  22. Gon Y, Sakaguchi M, Takasugi J, Kawano T, Kanki H, Watanabe A, et al. Plasma D-dimer levels and ischaemic lesions in multiple vascular regions can predict occult cancer in patients with cryptogenic stroke. Eur J Neurol. 2017;24:503–8.View ArticlePubMedGoogle Scholar
  23. Gon Y, Okazaki S, Terasaki Y, Sasaki S, Yoshimine T, Sakaguchi M, et al. Characteristics of cryptogenic stroke in cancer patients. Ann Clin Transl Neurol. 2016;3:280–7.View ArticlePubMedPubMed CentralGoogle Scholar
  24. Schwarzbach CJ, Schaefer A, Ebert A, Held V, Bolognese M, Kablau M, et al. Stroke and cancer: the importance of cancer-associated hypercoagulation as a possible stroke etiology. Stroke. 2012;43:3029–34.View ArticlePubMedGoogle Scholar
  25. Overview of the "Cancer Control Act". http://www.mhlw.go.jp/english/wp/wp-hw3/dl/2-077.pdf. Accessed 18 June 2017.
  26. Package 'rms'. https://cran.r-project.org/web/packages/rms/rms.pdf. Accessed 27 May 2016.
  27. Tirschwell DL, Longstreth WT Jr. Validating administrative data in stroke research.
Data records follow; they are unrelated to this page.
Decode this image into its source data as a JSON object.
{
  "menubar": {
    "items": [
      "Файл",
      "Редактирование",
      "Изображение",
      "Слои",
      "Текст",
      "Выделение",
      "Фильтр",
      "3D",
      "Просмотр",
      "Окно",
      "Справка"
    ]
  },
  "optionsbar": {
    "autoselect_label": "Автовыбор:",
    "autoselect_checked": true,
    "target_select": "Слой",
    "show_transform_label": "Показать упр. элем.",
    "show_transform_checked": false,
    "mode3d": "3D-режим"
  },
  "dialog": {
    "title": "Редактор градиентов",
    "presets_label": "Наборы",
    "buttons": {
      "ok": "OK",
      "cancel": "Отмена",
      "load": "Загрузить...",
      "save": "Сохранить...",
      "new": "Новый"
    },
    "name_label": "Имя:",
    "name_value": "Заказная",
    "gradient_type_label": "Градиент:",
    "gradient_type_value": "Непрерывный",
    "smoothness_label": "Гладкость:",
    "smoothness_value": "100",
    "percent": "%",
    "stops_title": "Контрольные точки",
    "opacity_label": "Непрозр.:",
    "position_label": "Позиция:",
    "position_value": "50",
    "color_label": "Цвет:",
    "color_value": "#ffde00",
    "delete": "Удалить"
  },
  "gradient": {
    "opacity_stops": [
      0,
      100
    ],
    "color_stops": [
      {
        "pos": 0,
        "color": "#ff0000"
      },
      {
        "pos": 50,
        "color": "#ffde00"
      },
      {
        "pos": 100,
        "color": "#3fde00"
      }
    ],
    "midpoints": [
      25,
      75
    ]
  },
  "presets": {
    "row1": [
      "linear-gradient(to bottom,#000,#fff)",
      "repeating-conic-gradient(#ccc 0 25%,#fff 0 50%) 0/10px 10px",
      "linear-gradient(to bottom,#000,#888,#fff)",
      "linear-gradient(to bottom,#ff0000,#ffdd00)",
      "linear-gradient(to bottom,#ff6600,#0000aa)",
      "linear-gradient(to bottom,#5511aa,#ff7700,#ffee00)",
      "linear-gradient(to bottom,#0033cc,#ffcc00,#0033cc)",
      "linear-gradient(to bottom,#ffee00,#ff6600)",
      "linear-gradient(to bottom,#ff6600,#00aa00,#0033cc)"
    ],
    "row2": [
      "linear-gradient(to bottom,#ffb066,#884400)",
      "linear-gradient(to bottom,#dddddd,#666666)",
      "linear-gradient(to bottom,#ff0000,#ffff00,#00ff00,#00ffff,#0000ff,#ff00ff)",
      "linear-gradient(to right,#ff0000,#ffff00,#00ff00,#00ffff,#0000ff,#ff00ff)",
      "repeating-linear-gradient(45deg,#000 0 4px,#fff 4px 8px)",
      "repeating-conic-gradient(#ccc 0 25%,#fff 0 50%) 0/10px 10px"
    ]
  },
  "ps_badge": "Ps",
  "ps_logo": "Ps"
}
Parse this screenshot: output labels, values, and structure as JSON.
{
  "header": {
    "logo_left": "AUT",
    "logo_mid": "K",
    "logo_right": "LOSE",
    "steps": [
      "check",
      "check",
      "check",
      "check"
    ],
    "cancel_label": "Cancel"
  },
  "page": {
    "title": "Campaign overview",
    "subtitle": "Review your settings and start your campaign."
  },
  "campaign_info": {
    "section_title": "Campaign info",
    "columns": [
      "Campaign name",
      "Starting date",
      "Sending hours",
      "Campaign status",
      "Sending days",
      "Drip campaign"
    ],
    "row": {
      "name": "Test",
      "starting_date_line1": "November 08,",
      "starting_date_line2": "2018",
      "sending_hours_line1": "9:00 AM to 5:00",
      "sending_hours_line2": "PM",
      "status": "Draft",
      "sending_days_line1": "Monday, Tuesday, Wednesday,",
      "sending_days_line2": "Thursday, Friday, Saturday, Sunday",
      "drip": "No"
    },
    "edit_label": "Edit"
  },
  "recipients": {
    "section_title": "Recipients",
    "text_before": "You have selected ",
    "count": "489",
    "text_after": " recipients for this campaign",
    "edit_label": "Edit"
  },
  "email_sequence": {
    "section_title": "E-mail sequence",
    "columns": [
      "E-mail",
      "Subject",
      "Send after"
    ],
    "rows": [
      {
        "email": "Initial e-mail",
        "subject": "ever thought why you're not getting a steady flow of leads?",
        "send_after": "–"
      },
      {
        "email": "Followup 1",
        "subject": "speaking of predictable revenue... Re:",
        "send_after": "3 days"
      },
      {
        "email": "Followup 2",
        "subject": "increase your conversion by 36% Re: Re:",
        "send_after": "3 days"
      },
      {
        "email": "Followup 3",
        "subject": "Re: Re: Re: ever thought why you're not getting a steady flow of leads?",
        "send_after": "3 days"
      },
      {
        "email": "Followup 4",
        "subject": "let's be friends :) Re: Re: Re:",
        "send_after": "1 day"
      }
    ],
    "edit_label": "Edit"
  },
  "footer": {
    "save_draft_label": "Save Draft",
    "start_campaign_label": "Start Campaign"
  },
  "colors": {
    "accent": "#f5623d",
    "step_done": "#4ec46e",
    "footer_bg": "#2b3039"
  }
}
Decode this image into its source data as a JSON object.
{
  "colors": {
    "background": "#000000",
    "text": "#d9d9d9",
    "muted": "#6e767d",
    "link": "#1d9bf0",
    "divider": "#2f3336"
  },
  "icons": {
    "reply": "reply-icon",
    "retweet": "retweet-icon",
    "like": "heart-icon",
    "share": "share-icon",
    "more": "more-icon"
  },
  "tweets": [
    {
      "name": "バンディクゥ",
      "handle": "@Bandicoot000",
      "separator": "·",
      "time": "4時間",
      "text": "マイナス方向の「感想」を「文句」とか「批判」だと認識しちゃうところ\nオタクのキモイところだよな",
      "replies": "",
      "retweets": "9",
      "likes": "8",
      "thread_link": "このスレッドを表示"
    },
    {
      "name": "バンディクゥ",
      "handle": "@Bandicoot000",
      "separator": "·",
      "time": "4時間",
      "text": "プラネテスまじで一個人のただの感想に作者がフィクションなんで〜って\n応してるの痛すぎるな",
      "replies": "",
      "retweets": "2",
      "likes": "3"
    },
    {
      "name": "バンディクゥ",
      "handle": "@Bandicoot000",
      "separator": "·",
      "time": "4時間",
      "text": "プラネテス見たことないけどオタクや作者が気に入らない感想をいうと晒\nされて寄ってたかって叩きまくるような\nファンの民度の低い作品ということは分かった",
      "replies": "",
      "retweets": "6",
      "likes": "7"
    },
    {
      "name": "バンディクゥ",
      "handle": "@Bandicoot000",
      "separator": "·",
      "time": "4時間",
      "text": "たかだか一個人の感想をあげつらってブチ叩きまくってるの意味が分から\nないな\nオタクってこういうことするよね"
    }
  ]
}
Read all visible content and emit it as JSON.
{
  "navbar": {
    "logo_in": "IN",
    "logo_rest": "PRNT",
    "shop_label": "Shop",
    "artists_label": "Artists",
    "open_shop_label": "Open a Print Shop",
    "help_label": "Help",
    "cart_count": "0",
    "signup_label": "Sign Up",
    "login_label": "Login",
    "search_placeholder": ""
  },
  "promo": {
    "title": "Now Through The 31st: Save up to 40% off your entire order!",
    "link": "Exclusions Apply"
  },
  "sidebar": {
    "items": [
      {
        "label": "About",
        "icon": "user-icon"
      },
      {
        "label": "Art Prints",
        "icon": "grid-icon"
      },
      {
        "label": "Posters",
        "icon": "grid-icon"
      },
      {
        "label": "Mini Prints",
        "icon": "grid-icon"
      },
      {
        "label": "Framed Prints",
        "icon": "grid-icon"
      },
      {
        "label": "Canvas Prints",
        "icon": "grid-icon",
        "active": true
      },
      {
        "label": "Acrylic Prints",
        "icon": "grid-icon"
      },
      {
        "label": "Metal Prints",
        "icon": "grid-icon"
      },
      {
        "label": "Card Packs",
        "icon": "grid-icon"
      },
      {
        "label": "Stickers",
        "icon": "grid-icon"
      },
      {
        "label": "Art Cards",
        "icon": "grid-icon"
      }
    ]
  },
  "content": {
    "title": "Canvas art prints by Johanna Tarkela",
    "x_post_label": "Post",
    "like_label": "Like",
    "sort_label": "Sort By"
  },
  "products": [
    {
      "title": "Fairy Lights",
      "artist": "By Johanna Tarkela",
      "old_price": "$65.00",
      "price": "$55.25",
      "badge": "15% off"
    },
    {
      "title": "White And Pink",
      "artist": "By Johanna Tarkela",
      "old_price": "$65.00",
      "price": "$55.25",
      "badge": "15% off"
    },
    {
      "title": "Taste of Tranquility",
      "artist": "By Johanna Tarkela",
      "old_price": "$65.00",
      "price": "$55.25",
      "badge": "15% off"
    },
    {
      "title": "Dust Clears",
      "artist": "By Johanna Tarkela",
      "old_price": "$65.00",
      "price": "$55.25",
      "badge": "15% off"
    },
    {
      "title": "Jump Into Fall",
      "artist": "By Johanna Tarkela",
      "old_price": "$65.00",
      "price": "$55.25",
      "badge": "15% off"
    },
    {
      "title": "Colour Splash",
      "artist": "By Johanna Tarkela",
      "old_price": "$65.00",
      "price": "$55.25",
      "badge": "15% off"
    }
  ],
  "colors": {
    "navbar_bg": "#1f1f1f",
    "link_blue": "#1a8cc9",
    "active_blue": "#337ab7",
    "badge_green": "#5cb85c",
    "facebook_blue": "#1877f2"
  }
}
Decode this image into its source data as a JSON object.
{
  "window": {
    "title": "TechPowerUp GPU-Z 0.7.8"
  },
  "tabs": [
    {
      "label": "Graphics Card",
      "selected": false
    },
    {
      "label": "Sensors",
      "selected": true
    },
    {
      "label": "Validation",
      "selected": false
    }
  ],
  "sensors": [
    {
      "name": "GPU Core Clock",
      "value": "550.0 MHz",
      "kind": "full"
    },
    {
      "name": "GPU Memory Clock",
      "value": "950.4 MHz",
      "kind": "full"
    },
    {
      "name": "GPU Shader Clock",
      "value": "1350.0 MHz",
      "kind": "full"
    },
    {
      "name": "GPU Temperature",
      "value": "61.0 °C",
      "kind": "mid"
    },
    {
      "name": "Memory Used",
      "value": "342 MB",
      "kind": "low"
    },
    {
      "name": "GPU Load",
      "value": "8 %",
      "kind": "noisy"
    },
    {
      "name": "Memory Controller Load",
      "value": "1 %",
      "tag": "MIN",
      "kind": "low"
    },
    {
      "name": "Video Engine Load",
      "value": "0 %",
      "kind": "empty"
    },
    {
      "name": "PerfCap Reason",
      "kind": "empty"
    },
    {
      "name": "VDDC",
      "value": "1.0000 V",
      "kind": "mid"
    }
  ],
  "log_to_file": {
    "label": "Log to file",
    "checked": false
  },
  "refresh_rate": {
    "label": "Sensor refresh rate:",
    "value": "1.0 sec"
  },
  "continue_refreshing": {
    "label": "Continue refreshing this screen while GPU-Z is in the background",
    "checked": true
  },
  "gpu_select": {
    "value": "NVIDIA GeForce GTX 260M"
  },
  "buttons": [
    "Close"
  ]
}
Stroke 2002;33:2465–2470.Google Scholar

Copyright

© The Author(s). 2017

Advertisement